Attitudes towards sex and sexuality are becoming more progressive every day, and as each generation grows up and begins to raise kids, their attitudes towards sexual education also continue to evolve. Studies show that millennial parents are more sex-positive than older parents, and that’s a good thing for the next generation. Sex-positive parenting doesn’t mean encouraging your kids to have sex, rather, it’s about not discouraging them. In addition to being accepting of premarital sex and LGBTQ people, sex-positive parents refuse to lie to their kids about sex or try to police their kids’ sexuality.
While parents of the last few generations might have taught their children that sex is only for people who are "in love," mom and writer Lea Grover argued in the Huffington Post that not only is that factually inaccurate, teaching kids that sex and love go hand in hand can lead to teens falsely equating the two, assuming that someone must love them if they have sex with them, or even thinking that they’re obligated to have sex with someone if they believe they're in love. Sex-positive parenting also means acknowledging that parents don’t own their kids’ bodies, and can’t forbid them from having sex. Proponents believe that dictating what a child can and can’t do with their body sets a precedent for others to do the same.
In a study of 33,000 U.S. adults spanning 30 years, researchers found that millennials are more accepting of premarital sex and same-sex relationships than their older counterparts.

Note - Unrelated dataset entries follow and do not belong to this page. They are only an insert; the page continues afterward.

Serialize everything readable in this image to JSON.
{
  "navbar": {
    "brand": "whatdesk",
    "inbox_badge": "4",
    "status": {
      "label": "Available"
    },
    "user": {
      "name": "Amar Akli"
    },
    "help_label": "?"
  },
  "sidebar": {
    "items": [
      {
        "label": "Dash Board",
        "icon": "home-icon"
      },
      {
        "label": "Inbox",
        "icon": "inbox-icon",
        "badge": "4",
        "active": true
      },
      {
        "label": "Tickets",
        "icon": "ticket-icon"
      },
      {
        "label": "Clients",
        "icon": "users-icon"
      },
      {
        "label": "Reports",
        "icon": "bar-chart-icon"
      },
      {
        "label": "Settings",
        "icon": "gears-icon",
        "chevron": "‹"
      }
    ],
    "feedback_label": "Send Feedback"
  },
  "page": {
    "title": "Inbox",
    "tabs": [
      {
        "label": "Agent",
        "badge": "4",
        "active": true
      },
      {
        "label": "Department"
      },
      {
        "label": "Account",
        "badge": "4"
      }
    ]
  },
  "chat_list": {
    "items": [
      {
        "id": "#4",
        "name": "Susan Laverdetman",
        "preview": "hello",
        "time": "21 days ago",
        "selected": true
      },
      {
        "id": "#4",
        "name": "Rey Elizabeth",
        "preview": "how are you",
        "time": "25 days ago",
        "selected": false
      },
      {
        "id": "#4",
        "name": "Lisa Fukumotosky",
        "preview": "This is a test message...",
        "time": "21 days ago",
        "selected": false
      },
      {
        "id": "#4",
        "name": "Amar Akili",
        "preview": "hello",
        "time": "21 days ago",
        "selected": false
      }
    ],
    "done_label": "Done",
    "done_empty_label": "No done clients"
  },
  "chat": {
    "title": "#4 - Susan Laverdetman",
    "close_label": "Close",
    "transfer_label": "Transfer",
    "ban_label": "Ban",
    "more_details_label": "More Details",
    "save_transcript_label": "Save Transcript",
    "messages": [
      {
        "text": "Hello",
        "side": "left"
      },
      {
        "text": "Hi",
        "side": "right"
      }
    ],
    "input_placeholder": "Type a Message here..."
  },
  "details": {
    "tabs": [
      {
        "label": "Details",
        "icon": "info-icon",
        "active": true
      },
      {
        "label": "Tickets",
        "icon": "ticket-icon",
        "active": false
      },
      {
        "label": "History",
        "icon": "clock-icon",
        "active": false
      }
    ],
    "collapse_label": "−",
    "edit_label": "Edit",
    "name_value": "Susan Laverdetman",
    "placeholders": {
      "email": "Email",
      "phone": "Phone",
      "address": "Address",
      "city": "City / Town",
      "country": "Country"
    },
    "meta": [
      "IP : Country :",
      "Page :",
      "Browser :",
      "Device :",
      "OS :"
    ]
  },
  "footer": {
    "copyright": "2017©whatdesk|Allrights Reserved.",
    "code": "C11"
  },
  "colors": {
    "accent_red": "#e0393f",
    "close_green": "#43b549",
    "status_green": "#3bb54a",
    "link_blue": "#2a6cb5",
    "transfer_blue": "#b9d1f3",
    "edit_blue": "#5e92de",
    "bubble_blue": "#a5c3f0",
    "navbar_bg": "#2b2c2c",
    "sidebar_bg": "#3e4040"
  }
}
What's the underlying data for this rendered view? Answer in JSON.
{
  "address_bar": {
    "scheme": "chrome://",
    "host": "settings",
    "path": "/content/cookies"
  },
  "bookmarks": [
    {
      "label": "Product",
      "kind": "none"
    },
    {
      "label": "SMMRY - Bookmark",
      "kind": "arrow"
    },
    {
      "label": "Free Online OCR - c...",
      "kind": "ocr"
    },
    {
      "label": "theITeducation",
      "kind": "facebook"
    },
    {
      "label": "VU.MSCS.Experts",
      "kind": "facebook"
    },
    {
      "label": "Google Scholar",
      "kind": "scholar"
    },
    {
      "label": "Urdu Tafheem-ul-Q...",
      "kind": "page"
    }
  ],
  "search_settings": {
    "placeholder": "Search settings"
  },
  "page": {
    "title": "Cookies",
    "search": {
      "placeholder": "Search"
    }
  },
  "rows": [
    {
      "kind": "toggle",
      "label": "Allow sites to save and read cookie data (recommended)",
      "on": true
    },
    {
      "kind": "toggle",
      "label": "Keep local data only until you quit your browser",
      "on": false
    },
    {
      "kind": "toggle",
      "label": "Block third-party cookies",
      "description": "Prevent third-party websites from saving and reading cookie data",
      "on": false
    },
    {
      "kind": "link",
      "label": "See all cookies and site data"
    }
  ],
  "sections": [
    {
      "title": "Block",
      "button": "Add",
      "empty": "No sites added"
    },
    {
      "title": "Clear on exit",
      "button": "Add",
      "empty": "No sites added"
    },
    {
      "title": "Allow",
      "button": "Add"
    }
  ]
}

Acceptance of premarital sex rose with the baby boomers (they were raised in the era of free love, after all), then dipped a bit with Generation X before millennials became the most accepting ever, at 58 percent. However, millennials tend to have fewer sex partners than their parents or even grandparents did.
Even back in 2004, when the first millennials were beginning to have children and the last ones were just being born, surveys clearly demonstrated that nearly all parents were supportive of comprehensive sex education, which is great, because research shows that abstinence-only programs do not prevent teen sex, and in fact, kids who are coerced into signing "virginity pledges" are actually less likely to use contraception, and more likely to have oral and anal sex (since this type of "education" often operates under the heteronormative fallacy that P-in-V sex is the only "real" sex).
And sex education shouldn't just be limited to school. According to Advocates for Youth, multiple studies have demonstrated positive results when parents are open with their kids about sex: they're more likely to use condoms, less likely to engage in sexually risky behavior, and report enjoying a closer relationship with their parents than kids whose parents don't talk to them about sex. And today's parents are going even further, teaching kids about consent by refusing to force them to hug people, asking before touching them, and teaching them that no means no, beginning with tickles. The next generation just might be the most emotionally healthy yet, as far as sex in concerned. Go ahead and enjoy your parenting trophy, millennials. You really earned it.